> Saved data entries:
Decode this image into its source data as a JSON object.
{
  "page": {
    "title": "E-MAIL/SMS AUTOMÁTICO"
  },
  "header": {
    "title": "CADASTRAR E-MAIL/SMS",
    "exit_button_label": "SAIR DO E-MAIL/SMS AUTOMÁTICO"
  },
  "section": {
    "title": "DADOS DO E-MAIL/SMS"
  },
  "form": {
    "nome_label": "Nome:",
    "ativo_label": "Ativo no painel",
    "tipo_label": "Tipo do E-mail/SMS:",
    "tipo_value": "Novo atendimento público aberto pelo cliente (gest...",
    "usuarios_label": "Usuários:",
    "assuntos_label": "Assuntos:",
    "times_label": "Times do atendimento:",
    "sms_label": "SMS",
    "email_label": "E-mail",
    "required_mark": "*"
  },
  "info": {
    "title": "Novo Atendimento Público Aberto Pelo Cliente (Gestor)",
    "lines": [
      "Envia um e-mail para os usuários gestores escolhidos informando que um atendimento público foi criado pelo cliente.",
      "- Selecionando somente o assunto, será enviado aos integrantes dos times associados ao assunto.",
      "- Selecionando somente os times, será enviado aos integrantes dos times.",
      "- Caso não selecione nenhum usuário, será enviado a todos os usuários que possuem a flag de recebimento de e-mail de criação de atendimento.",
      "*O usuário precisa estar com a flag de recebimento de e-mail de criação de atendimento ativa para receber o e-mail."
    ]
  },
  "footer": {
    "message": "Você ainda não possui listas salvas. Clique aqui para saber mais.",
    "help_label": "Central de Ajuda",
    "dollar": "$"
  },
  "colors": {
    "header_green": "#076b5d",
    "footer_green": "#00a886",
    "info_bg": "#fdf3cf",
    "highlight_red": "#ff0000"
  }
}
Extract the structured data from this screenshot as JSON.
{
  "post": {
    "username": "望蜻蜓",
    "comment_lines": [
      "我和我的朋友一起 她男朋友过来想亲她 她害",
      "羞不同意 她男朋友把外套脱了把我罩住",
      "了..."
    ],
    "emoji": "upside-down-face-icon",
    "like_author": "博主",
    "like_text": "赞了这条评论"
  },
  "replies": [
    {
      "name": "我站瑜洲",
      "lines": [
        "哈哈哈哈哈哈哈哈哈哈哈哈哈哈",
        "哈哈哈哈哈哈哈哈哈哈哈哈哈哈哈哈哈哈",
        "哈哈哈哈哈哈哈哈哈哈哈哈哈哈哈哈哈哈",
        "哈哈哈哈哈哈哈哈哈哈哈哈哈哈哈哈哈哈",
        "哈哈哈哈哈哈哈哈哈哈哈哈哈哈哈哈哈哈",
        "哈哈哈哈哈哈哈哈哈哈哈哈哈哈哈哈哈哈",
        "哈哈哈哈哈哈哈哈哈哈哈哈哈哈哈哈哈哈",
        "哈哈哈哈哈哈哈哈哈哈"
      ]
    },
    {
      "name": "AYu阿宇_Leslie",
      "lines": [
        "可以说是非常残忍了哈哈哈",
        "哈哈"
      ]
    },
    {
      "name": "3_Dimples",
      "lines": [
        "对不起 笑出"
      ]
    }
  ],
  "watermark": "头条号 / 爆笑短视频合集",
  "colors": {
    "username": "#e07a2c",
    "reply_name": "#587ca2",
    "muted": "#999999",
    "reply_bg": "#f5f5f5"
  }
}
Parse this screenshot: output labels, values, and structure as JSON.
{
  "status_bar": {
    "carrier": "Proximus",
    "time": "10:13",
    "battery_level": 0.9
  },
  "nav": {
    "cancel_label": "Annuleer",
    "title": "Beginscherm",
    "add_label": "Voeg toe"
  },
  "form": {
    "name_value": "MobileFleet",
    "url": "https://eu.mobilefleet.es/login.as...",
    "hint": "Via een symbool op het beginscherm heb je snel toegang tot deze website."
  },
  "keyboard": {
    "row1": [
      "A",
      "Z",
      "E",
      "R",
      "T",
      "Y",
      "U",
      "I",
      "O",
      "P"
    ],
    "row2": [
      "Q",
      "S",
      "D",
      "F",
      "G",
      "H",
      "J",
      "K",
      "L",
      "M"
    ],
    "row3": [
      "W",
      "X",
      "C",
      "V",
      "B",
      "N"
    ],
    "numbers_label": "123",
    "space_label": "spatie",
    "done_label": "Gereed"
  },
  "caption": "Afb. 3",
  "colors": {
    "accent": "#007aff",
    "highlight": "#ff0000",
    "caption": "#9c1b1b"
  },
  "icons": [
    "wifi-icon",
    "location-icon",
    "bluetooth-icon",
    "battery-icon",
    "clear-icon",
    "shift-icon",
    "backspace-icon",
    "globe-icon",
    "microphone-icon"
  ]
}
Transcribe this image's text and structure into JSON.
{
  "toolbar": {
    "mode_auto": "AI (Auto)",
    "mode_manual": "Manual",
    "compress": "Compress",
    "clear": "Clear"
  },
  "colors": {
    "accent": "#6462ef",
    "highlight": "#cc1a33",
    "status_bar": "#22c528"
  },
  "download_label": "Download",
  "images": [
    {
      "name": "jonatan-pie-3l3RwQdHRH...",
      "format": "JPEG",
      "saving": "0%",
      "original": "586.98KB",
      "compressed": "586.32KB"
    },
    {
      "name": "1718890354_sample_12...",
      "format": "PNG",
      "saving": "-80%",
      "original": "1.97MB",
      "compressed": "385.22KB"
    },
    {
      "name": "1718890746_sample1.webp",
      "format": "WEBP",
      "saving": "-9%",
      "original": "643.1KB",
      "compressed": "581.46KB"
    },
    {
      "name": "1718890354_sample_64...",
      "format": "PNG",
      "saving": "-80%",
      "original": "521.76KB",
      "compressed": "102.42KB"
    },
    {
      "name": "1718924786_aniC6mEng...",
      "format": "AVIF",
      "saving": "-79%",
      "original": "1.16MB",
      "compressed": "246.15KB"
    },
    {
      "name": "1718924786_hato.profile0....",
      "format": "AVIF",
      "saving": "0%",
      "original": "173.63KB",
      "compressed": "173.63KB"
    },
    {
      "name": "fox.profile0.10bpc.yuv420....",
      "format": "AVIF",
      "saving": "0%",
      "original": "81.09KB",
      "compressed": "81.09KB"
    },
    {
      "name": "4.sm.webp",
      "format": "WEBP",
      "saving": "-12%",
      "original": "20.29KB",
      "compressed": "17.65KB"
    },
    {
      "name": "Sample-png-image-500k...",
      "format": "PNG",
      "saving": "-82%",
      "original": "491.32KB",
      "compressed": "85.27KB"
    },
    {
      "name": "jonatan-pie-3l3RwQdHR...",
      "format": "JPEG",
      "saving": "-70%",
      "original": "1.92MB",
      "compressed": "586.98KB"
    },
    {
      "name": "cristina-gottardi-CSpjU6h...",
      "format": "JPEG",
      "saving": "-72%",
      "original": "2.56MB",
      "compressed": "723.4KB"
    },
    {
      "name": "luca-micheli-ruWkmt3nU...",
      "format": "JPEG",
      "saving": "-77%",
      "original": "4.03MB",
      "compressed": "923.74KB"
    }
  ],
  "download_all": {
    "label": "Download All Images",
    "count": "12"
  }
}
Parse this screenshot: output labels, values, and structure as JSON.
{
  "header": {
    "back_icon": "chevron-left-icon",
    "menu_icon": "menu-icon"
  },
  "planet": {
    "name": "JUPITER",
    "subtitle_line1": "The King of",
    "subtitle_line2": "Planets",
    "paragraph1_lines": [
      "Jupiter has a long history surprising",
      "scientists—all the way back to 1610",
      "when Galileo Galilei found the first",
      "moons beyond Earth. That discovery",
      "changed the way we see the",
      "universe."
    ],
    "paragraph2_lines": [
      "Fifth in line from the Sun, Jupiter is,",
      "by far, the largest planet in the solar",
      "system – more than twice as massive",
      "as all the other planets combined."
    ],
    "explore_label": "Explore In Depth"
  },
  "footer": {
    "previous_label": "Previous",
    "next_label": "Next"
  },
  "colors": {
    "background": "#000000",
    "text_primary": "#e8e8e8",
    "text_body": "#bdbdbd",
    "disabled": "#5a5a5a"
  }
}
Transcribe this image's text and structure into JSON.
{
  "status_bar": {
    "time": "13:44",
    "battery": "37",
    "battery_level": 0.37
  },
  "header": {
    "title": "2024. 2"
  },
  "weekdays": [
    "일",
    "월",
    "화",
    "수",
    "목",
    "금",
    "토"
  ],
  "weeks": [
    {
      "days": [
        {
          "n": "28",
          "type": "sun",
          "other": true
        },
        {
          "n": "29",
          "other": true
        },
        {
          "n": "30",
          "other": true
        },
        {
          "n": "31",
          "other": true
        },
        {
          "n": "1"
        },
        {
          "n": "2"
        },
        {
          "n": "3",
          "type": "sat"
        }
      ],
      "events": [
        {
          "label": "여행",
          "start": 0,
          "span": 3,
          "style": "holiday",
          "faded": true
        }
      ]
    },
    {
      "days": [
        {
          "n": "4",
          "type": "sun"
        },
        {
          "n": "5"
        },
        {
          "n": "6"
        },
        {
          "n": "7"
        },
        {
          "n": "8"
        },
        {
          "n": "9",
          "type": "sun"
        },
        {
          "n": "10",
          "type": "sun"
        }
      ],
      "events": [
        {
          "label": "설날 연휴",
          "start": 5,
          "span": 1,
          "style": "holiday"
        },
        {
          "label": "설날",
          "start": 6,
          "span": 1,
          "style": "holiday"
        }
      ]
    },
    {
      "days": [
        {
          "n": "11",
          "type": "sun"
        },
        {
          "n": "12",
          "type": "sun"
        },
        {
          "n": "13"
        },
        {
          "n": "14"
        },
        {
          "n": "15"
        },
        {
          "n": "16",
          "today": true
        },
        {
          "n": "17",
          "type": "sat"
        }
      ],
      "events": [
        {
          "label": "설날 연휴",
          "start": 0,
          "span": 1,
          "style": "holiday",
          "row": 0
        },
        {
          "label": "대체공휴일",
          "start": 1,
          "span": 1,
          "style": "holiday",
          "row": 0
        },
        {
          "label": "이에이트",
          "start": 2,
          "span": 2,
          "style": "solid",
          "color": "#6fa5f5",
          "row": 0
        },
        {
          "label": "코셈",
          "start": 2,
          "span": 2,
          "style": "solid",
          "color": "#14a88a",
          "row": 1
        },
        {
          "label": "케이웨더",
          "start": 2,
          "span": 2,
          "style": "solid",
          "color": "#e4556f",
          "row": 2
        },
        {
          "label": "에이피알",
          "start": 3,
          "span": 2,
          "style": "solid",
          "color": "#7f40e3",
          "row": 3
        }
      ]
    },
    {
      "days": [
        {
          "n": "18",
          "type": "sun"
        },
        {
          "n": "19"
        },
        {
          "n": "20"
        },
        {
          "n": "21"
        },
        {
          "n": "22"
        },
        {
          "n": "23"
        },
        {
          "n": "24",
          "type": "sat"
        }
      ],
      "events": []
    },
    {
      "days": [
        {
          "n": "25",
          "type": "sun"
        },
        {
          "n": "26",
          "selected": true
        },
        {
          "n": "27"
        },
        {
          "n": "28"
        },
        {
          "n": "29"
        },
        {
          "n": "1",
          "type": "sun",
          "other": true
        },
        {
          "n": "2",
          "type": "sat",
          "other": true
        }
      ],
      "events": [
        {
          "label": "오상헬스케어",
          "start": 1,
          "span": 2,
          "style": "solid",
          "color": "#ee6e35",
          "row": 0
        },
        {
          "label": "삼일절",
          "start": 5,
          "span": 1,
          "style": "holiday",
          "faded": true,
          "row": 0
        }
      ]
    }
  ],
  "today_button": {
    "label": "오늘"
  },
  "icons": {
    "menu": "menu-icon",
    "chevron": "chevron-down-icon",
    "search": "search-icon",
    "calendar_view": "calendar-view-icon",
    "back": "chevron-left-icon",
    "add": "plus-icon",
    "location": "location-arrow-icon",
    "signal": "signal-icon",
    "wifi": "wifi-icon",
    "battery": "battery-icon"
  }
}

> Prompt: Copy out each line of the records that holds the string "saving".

> Answer area:
      "saving": "0%",
      "saving": "-80%",
      "saving": "-9%",
      "saving": "-80%",
      "saving": "-79%",
      "saving": "0%",
      "saving": "0%",
      "saving": "-12%",
      "saving": "-82%",
      "saving": "-70%",
      "saving": "-72%",
      "saving": "-77%",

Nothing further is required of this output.